*YOUR GOAL*
Tell how many lines in the following entries include the word "title", giving the figure alone.
------ STORED DATA
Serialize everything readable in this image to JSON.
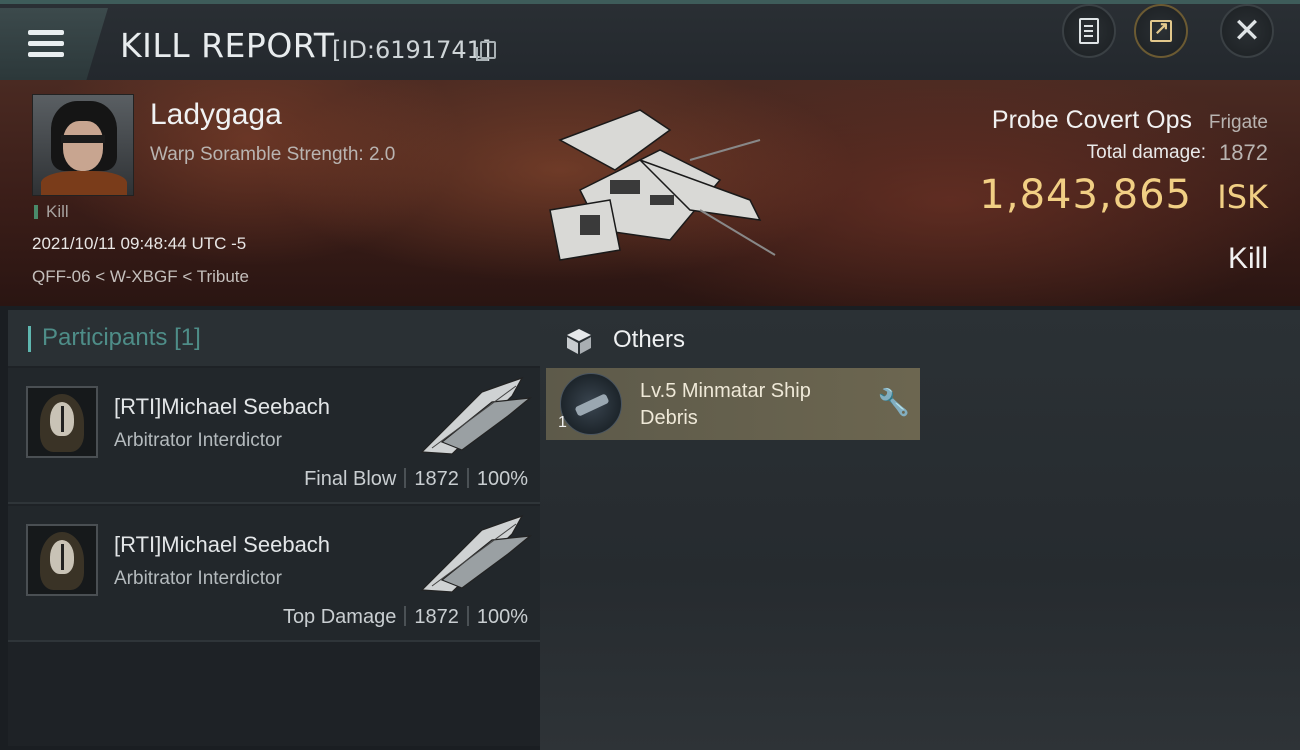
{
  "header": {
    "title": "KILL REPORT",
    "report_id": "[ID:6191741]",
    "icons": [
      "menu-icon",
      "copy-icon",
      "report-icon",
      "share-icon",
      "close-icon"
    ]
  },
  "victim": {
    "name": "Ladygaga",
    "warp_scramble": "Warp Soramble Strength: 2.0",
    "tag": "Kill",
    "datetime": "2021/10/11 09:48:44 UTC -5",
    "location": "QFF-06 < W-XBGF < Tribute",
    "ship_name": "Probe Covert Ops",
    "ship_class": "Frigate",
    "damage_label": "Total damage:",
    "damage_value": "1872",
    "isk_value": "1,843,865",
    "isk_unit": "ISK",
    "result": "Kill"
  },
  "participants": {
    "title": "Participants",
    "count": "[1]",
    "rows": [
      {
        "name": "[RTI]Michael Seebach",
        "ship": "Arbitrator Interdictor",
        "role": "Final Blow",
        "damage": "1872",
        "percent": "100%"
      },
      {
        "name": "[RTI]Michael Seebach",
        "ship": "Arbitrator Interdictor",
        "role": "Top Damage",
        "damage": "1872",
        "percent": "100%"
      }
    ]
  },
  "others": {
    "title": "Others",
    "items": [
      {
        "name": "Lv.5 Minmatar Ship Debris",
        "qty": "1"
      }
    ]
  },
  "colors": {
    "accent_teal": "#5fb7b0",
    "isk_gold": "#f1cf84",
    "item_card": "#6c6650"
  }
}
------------
*EXERCISE OUTPUT*
3